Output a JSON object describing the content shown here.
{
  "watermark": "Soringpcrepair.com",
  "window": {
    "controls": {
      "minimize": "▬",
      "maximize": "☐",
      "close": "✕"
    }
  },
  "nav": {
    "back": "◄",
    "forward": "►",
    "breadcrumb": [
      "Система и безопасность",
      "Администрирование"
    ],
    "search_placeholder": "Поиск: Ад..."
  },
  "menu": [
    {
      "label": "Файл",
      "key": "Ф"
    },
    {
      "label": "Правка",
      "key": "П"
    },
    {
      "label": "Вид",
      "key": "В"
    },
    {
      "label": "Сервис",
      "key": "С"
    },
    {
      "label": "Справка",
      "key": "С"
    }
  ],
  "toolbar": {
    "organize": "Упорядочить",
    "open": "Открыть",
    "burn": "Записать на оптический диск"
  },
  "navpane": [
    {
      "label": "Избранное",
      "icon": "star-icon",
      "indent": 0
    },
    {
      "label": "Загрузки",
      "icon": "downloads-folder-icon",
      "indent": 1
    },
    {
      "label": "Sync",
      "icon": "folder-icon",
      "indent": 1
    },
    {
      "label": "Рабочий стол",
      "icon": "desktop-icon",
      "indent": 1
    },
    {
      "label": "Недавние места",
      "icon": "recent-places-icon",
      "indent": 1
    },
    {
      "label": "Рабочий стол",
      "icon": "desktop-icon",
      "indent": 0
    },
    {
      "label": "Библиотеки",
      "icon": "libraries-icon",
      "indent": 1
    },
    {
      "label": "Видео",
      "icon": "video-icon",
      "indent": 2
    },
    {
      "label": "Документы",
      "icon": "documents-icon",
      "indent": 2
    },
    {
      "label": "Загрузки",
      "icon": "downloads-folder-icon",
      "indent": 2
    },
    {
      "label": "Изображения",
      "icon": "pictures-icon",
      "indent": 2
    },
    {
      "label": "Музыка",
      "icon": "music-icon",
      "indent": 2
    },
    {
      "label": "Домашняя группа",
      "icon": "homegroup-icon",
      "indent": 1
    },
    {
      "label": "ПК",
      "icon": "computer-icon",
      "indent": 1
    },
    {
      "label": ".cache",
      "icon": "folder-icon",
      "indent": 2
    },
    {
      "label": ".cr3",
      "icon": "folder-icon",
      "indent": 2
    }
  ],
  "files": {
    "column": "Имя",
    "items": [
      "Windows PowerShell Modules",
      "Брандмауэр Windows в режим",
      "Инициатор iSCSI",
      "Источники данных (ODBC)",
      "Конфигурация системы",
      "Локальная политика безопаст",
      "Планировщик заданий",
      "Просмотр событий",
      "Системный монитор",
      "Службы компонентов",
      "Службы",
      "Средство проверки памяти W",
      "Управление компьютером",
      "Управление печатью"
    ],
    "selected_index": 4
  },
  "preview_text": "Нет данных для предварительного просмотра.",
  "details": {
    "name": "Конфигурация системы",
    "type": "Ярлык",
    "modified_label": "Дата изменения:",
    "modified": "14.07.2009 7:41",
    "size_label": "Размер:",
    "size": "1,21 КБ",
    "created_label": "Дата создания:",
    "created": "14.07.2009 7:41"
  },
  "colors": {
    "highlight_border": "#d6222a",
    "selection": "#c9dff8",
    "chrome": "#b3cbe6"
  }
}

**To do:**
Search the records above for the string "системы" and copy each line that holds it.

**Solution to this exercise:**
      "Конфигурация системы",
    "name": "Конфигурация системы",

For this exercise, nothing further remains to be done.